(The input Opens)

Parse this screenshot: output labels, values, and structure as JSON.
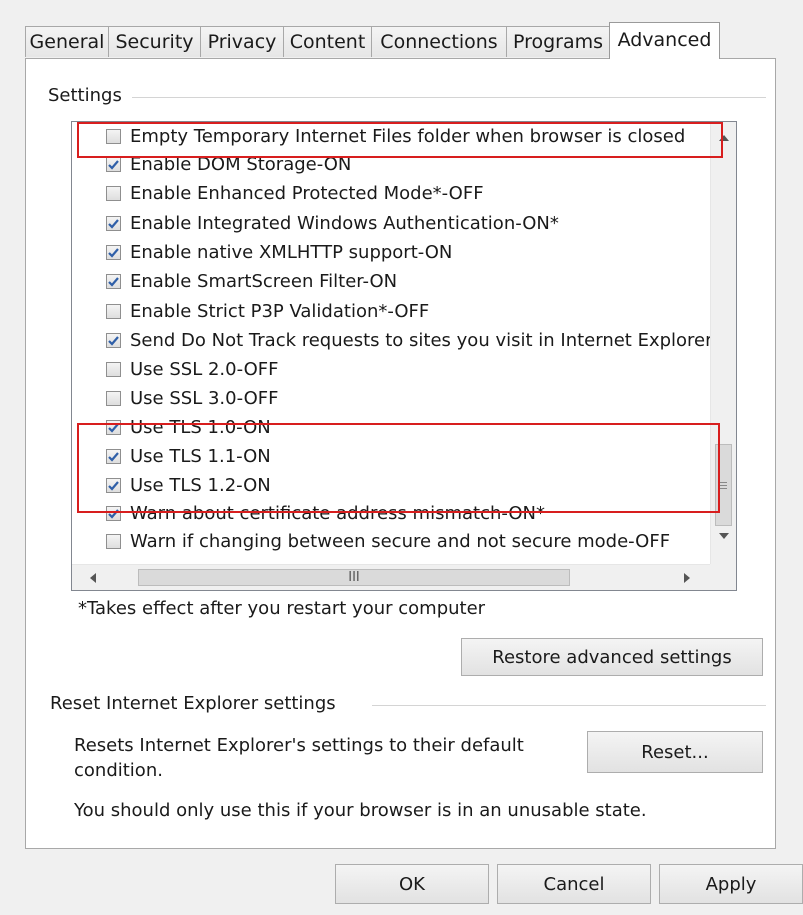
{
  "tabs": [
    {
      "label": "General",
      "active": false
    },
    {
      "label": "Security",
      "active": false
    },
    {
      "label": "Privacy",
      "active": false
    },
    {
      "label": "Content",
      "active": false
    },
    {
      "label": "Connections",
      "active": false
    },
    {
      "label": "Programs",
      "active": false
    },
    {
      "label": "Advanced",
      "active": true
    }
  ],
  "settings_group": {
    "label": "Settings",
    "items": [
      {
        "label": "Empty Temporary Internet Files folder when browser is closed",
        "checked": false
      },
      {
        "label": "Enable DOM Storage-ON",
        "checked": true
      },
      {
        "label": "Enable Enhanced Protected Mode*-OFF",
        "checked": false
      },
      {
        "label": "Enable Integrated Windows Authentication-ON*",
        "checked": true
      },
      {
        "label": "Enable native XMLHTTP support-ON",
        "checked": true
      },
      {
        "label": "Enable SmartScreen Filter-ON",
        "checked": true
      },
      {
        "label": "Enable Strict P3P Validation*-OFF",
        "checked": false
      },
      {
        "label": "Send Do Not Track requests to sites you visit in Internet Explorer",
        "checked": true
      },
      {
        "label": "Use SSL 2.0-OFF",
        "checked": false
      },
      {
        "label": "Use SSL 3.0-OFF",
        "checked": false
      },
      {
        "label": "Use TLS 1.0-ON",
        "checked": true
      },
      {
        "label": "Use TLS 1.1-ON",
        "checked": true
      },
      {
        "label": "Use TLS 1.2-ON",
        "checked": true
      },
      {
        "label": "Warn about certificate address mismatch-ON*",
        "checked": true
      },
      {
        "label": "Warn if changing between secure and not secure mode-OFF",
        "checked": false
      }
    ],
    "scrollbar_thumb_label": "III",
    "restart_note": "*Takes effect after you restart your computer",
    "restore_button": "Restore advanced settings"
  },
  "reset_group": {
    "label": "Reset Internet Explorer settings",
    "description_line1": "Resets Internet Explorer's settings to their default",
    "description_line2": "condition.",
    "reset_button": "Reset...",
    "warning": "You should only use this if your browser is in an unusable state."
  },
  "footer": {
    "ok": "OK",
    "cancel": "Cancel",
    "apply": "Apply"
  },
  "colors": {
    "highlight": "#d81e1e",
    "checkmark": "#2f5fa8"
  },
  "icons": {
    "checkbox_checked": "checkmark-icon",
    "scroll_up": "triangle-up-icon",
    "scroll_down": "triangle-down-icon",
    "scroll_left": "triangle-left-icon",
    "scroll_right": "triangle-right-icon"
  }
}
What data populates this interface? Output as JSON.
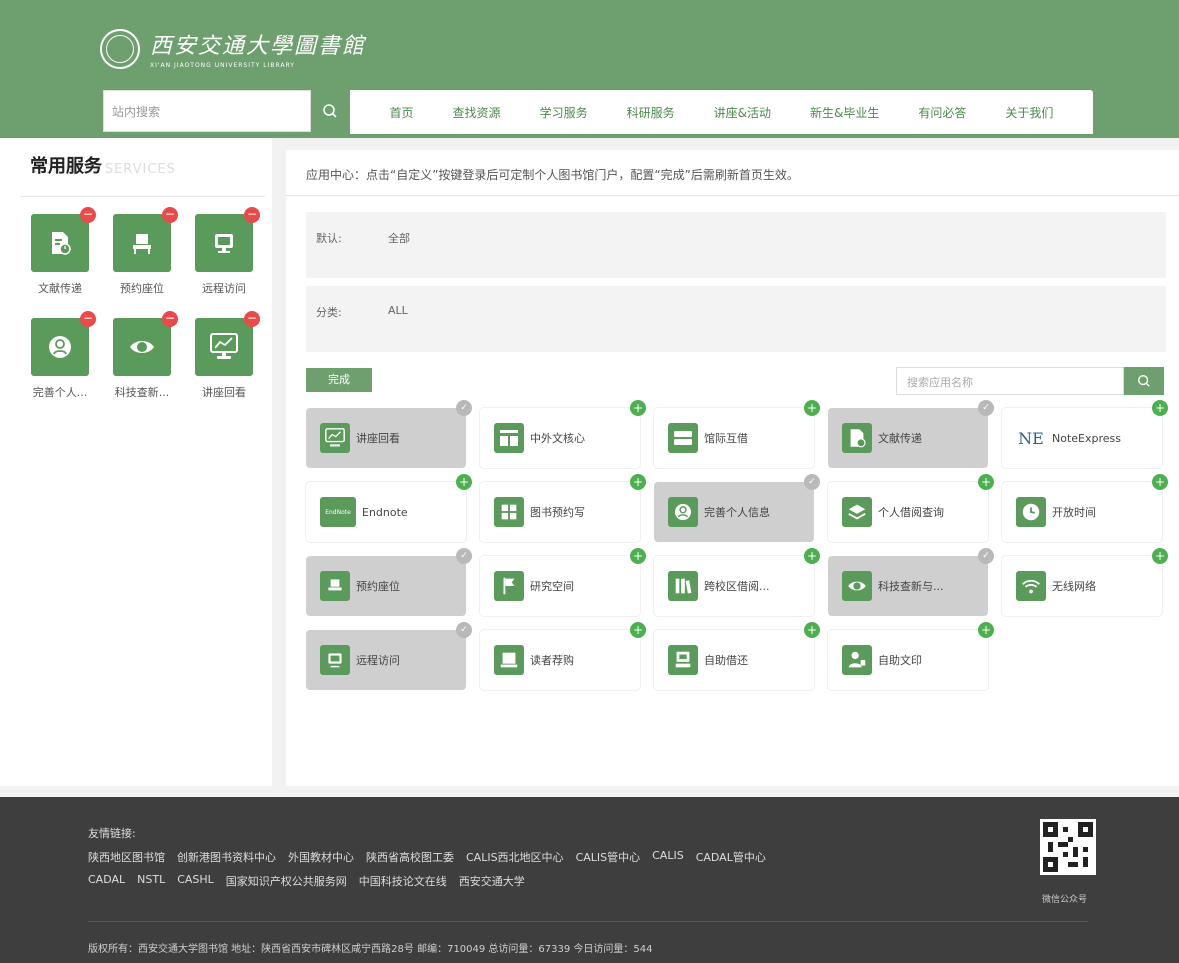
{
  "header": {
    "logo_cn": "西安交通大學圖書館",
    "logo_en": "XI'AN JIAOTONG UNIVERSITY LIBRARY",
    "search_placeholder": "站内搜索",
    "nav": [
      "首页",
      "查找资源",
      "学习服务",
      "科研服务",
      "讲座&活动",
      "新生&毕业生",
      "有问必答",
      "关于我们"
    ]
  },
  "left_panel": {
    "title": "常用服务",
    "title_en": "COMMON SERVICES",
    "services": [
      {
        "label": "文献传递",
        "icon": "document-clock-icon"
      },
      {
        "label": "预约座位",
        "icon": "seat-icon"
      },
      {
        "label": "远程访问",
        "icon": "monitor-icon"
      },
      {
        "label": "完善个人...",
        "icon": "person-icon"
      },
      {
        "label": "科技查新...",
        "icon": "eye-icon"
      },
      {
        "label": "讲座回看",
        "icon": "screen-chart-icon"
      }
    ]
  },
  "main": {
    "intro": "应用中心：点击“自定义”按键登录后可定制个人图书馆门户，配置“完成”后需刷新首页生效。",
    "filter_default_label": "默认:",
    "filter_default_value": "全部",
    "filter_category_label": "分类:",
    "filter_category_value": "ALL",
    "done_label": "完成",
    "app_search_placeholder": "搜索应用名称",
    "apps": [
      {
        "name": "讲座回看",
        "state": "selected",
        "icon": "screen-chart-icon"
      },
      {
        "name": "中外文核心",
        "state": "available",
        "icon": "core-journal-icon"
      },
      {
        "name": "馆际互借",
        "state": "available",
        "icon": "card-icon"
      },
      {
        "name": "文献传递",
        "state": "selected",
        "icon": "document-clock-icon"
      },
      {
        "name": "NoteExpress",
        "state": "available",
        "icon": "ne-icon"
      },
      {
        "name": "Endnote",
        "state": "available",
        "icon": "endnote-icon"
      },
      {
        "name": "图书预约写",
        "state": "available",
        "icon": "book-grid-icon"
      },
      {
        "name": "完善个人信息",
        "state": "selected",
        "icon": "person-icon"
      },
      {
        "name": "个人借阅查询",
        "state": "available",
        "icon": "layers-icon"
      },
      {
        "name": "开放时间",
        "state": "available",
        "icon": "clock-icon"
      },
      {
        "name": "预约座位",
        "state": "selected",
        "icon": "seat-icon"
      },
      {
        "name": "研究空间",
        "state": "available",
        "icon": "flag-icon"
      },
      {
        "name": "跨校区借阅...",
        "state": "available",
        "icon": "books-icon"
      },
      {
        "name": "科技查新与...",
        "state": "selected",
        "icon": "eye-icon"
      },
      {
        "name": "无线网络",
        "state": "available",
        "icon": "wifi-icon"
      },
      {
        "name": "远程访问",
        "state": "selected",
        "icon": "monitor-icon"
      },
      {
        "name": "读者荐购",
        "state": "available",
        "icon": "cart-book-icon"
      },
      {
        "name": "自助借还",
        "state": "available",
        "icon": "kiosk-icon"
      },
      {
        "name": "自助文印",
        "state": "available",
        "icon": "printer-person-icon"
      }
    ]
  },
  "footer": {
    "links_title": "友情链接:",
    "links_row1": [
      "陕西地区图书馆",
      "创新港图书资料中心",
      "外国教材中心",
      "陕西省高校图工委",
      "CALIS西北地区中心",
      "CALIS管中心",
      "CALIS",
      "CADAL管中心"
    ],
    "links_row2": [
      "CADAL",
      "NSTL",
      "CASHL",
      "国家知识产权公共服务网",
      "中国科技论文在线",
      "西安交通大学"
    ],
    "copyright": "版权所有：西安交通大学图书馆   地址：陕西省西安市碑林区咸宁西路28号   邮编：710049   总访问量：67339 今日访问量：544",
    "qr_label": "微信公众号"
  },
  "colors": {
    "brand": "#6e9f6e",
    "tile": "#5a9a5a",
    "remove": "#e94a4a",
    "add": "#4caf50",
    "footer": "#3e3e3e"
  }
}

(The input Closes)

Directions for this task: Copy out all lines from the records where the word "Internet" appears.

Solution:
        "label": "Empty Temporary Internet Files folder when browser is closed",
        "label": "Send Do Not Track requests to sites you visit in Internet Explorer",
    "label": "Reset Internet Explorer settings",
    "description_line1": "Resets Internet Explorer's settings to their default",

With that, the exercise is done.